Domain – 7 November 2015

On 7 November, 2015 Omeo House by Bosske Architecture was featured on the Domain website in Jenny Brown’s article – Omeo House boat design set to become Port Coogee iconClick here to view the original article and more images online.

Domain_omeo Omeohouse_domainPhotography: Peter Bennetts

On a corner beach-fronting plot in a recent subdivision, 15 kilometres south of Fremantle, is a house that the downsizing owners asked their architect to make “interesting”.

Omeo House, by the young practice Bosske Architecture, is way more than that.

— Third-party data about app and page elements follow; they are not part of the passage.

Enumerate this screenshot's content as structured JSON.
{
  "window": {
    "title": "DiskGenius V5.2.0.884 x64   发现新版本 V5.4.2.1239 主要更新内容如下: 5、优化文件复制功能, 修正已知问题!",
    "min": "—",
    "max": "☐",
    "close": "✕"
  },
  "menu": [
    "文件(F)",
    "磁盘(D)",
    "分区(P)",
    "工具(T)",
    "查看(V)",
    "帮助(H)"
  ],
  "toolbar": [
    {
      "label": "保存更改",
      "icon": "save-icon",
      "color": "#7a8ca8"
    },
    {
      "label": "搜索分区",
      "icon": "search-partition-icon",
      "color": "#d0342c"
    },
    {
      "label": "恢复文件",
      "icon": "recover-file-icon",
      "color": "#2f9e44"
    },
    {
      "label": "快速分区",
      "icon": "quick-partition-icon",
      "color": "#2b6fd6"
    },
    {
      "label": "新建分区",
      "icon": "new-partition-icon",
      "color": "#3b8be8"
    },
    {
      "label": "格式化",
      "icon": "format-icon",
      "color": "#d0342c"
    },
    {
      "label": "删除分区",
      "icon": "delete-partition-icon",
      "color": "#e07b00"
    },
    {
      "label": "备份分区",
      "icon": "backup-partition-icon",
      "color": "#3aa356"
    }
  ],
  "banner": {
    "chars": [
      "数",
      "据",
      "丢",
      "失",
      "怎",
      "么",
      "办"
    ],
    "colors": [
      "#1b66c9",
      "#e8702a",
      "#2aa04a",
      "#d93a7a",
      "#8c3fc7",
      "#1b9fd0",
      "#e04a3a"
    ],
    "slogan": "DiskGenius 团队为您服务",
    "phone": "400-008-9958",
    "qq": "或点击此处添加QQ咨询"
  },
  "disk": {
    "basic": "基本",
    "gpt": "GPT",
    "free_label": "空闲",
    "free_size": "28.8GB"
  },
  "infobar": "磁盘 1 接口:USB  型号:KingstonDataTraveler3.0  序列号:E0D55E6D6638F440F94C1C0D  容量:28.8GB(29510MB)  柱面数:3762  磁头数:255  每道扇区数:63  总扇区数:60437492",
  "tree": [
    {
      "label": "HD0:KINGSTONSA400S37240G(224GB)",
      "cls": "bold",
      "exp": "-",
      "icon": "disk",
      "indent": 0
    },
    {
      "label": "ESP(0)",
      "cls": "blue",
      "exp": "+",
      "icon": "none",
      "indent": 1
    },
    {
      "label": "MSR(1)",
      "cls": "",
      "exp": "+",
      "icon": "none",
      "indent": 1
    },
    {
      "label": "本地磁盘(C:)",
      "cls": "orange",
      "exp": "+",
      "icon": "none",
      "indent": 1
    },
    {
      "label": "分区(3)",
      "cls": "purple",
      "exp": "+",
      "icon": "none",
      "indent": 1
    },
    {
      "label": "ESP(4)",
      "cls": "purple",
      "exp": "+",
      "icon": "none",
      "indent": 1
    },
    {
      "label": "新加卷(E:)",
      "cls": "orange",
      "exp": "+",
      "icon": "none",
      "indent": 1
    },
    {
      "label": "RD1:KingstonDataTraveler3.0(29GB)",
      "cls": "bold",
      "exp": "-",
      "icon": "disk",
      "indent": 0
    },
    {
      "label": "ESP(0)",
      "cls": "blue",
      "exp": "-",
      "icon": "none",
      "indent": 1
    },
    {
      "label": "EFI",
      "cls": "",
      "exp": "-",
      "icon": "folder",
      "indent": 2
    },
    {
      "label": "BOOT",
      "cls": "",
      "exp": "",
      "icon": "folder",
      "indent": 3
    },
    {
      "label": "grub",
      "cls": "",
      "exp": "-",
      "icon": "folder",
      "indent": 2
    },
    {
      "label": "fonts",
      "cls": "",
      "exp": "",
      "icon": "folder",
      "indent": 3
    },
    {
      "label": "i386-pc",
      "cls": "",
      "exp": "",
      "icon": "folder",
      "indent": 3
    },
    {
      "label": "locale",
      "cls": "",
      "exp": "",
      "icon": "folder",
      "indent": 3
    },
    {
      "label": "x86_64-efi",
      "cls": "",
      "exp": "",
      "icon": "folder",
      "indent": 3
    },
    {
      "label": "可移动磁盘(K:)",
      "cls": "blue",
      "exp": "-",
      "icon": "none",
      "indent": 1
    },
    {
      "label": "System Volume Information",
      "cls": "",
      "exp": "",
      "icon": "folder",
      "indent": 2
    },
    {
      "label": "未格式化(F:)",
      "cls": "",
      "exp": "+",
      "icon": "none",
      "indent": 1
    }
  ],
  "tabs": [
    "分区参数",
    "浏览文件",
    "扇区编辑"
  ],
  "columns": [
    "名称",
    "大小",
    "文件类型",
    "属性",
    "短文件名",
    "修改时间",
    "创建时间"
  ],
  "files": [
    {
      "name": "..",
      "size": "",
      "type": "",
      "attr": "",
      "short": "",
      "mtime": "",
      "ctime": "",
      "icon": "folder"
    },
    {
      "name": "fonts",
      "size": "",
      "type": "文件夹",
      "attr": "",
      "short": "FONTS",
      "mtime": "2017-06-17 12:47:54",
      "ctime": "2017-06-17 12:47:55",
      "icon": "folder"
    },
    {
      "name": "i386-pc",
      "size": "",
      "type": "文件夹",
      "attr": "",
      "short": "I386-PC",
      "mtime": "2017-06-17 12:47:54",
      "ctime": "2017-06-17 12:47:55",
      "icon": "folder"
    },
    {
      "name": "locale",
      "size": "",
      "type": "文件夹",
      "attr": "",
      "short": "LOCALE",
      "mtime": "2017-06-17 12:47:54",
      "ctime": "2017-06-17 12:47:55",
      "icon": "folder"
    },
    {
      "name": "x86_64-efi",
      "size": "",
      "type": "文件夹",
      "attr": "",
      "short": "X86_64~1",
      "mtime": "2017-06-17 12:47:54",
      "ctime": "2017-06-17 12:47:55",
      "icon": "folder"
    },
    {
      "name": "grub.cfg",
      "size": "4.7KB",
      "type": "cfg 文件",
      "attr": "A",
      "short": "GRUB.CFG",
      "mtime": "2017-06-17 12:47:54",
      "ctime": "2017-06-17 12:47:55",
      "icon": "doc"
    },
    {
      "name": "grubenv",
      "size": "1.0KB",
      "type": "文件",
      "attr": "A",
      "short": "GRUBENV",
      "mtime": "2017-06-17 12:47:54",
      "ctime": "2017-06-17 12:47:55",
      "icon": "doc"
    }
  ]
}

Faced in glazed sections of blue and white brickwork, that emphasise the curves and cut-outs of its out-of-the-norm structural form, is an unmistakable new residential landmark.

So far, it is the iconic building in what Caroline Hickey, says “is a developing residential/retail context in a lifestyle suburb.

“Everyone has an opinion about it”, she says. “But we’re happy with that. We’re interested in pushing boundaries and testing and exploring new ideas.

“If it gets people talking, that’s a good thing. We’re told that lots of people take photos of themselves with the house and that at sunset the bricks reflect the setting sun, which makes the house look like it’s on fire.”

On the terrace-house sized block of 9X30 metres, the three bedroom, two bathroom home with the downstairs office/guest room, workshop and garage, and the upstairs living/kitchen looking out to the Indian Ocean, has been designed on a theme.

The name, Hickey explains, references the skeletal wreck of the 1858 passenger sail and steamship that sank just off the beach in 1905. With the client also having bought a new boat, the upper levels were shaped to evoke “a heavy boat, and in part, the shape of a carved up ‘O’.”

The lower wooded section, made out of Pacific Teak “which doesn’t move in the harsh environment”, are there to suggest the piles of a pier.

Modelled in 3D before being constructed, the exterior materials are all low maintenance and hard wearing: “Brick on the higher levels, timber – which can be easily oiled, on the lower”.

A corner has advantages, one being that where most of WA’s coastal houses look directly west, Omeo House can have a deep-set, 3.5 X 6 metre long terrace on the northern side. “And big sliding doors to it mean with the living room it all just becomes one big space.”

The upper master suite at the rear has another private and very sheltered courtyard balcony. “With greenery and a spa it is a totally other (outdoor) space in a coastal house.”

Since being finished, Hickey says the building has bought forth inquiries from potential clients. It is also doing its job “of marking a spot and bookending a row of new terraces in an interesting way”.

Click here for the complete article.